19 Jul. 2018
HMI-ID07-030kt_MurrElektronik
Decentralized fieldbus system finds faults more quickly (Photo: Murrelektronik GmbH)

Due to their modular design, the Cube fieldbus systems provide expandability for a variety of input, output and mixed modules as well as functional enhancements such as via IO link or an RS-485 interface. Communication data and supply voltage are carried by one system cable, with the device allowing the connection of up to 32 modules at a time to four spurs so that diagnostic data from a wide range of sensors can be collected and analyzed. The new Cube67 diagnostic gateway reads incoming data directly from the Cube system without the need for additional programming, and presents it visually within the framework of a standardized functional program for predictive maintenance that works independently of other software and regardless of what form of control is used.

The fully molded gateway records all process communication and all diagnostic messages. A clear browser-based display is available on any end device with access permissions, whether a tablet or a fixed PC. Individual modules and their associated diagnostic data are shown as a topological representation or in a tabular list, with even isolated error messages being captured in the diagnostic memory and providing information about unexpected fault sources such as a system or machine cable failure that is only occasionally noticeable. Error messages that have been given a name in plain text will automatically receive the same name each time they occur in future and can be paired with a suggested solution. An exchange format allows data to be passed on to ERP or cloud systems.
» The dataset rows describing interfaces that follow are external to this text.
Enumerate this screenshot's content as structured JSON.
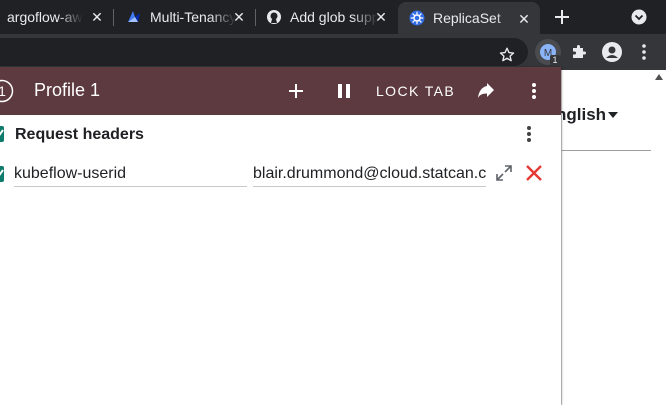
{
  "browser": {
    "tabs": [
      {
        "title": "argoflow-aws",
        "favicon": "none",
        "active": false
      },
      {
        "title": "Multi-Tenancy",
        "favicon": "kubeflow-icon",
        "active": false
      },
      {
        "title": "Add glob support",
        "favicon": "github-icon",
        "active": false
      },
      {
        "title": "ReplicaSet",
        "favicon": "kubernetes-icon",
        "active": true
      }
    ],
    "extension_badge": "1"
  },
  "page": {
    "language_label": "nglish"
  },
  "modheader": {
    "profile_number": "1",
    "profile_title": "Profile 1",
    "lock_tab_label": "LOCK TAB",
    "section_title": "Request headers",
    "headers": [
      {
        "name": "kubeflow-userid",
        "value": "blair.drummond@cloud.statcan.ca",
        "enabled": true
      }
    ],
    "colors": {
      "header_bg": "#5d3a3f",
      "checkbox": "#0f7b6c",
      "delete": "#e53935"
    }
  }
}
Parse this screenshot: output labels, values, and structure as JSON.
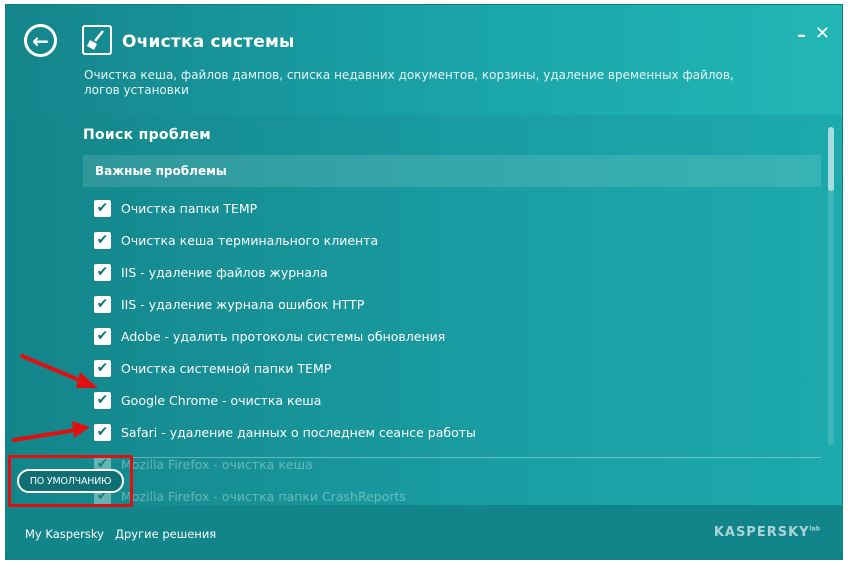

It is not just the manufacturing sector that is currently pushing ahead with the introduction of predictive maintenance solutions, however: electricity supplier E.ON is already connecting it with artificial intelligence to predict malfunctions in its own power grid going forward.